The new year got off to an auspicious start yesterday morning. Almost the first words I heard, after tuning in to Farming Today on BBC Radio Four, were “swan guru”. Outside, it was still the dark before dawn, but I resolved, with new year vim, to go in search of my very own swan guru.
I was not listening to the radio with sufficient attention to learn whether a swan guru was, on the one hand, a human being possessed of breathtaking insight into swans or, on the other, a swan possessed of breathtaking spiritual insight which could act as my teacher and guide. But I knew which one I preferred, and it wasn’t the human being. And so, as the first light of the new year spread across the sky, like a patient etherised upon a table, I set out for Nameless Pond, in search of a swan.
As I lolloped towards the pond, I recalled the popular Hooting Yard series Notable Authors Sitting On Swans, which featured photographs of notable authors sitting on swans. The swan upon which the infant Raymond Roussel sat, for example – was it a mere swan, or was it the writer’s swan guru? I did not suppose I would ever know the answer to that question, but just posing it made me all the keener to lay claim to my own swan guru.
Standing at the edge of Nameless Pond, on which several sprightly and savage new year swans were scudding, I tried to determine which one would be the perfect spiritual teacher. But then I was struck by two thoughts. One, I am extremely myopic. Two, I am ornithologically ignorant. If I were to pick a particular swan, here and now, as my guru, would I be able to recognise that swan on subsequent visits to Nameless Pond? I had to concede that this seemed unlikely. In my world, a swan is a swan is a swan. Well then, that being so, why not choose the swan nearest at hand as my guru? Next time I came here, the nearest swan might well be an entirely different swan, but did that really matter, so long as I received from it the spiritual succour I sought?

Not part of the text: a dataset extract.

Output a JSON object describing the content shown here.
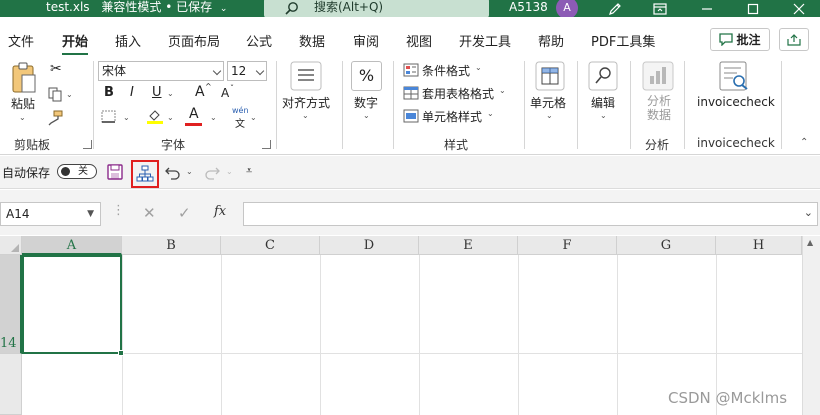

Convinced that I had hit upon an effective method of mitigating my myopia and ornithological ignorance, I fixed my gaze upon the nearest swan. The next couple of minutes would prove critical. I had to lay myself open, fully receptive to whatever spiritual wisdom the swan saw fit to impart to me. The better to accomplish this, I gawped, open-mouthed, dribbling slightly, like a dim-witted child. I tried to empty my brain of all conscious thought, and I succeeded so well that I toppled over, having forgotten how to stand upright. Sprawled in the pondside mud, I sensed a terrifying inrush of what I can only describe as swanness or swanosity. It surged through me, magnificently.
I stood up, dusted myself down, bid adieu to my swan guru with a wave of my hand, and set off for home. Woe betide anybody I met along the way. With one thwack of my wing, I would break their arm.
As a disgraced former didgeridoo-wielding TV presenter once said, when things went disastrously wrong during a Buddhist-themed interlude in an episode of Animal Hospital, “Tie me swan guru down, sport”.